Action item:
Count how many lines in the entries below hold the string "stackoverflow", and respond with that number only.
══════════
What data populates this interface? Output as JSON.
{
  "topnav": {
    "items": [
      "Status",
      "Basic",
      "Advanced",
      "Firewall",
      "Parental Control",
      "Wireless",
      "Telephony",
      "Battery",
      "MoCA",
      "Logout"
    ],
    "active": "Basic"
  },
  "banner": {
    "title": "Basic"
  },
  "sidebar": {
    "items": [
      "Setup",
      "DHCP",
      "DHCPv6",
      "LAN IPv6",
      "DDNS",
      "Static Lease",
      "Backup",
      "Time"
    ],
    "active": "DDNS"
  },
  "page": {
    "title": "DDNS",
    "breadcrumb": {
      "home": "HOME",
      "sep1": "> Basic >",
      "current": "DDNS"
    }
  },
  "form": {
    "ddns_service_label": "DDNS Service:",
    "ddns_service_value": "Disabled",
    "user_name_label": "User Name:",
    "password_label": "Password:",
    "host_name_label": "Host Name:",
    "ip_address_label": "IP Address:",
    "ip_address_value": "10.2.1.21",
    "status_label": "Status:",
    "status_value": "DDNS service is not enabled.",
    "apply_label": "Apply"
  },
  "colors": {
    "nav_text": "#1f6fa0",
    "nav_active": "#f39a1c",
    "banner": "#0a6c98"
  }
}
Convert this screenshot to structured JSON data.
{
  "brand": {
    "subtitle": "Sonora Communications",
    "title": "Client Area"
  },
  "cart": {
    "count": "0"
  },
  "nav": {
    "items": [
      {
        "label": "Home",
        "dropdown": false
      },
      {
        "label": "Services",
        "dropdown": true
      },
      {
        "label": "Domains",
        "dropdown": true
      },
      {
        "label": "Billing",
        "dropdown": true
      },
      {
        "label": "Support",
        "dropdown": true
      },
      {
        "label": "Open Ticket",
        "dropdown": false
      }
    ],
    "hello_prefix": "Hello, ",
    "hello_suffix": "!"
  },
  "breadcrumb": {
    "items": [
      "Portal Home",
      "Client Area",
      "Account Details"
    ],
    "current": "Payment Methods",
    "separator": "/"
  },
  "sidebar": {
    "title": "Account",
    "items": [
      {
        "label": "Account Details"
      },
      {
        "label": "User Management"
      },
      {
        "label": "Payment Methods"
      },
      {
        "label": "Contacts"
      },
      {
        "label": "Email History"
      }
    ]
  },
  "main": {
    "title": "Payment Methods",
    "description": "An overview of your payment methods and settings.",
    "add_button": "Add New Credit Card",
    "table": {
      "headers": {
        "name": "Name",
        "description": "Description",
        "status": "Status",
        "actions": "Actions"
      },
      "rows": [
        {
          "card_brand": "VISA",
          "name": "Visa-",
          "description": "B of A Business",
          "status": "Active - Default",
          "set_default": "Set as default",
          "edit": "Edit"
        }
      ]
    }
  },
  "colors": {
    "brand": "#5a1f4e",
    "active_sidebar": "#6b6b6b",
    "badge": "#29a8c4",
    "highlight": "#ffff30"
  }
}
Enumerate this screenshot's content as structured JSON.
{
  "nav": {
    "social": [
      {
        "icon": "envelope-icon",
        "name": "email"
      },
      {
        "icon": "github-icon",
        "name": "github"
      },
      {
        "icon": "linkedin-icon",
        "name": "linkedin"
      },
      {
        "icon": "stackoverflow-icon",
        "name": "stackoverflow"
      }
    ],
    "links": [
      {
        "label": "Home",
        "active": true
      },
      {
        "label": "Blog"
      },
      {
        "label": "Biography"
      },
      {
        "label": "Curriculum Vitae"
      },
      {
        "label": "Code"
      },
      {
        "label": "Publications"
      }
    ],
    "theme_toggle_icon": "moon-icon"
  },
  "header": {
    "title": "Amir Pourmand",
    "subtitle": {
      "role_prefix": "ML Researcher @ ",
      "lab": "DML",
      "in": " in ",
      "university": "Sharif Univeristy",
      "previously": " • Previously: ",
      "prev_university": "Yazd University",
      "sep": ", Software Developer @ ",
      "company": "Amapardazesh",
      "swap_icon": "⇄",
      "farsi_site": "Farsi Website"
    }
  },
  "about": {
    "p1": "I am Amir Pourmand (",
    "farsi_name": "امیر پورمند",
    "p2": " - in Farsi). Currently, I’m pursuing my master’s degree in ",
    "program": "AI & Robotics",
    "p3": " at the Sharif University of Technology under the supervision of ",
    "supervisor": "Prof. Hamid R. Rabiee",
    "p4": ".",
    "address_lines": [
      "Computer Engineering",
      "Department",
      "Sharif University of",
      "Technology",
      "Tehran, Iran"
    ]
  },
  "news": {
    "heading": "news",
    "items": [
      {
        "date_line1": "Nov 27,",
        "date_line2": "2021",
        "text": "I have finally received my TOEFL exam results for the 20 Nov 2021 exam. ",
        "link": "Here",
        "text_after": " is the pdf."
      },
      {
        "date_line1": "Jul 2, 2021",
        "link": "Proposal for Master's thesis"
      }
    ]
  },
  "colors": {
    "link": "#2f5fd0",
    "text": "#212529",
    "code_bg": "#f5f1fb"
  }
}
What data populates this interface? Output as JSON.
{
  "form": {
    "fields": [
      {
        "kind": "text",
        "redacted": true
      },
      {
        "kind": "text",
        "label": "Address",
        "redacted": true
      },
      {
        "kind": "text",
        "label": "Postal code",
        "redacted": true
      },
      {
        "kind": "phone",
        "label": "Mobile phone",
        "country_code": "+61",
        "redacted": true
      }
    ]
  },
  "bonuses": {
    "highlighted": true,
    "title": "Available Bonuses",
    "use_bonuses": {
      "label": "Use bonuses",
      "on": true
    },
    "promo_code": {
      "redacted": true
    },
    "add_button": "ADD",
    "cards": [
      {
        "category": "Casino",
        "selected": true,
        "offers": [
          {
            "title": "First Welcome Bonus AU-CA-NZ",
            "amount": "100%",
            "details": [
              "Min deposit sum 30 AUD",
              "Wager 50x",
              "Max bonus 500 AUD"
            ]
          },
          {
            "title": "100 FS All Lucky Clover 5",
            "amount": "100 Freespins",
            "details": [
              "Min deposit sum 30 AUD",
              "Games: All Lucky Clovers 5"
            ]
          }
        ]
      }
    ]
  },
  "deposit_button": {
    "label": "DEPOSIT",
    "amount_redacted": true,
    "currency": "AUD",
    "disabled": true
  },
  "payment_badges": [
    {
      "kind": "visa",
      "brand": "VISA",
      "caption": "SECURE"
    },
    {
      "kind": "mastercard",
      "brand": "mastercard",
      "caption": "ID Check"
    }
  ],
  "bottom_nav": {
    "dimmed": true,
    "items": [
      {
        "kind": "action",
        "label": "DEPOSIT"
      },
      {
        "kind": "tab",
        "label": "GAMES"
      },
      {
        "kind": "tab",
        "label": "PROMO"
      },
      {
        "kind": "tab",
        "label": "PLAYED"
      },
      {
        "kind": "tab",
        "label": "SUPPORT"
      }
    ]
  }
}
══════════
Answer:
2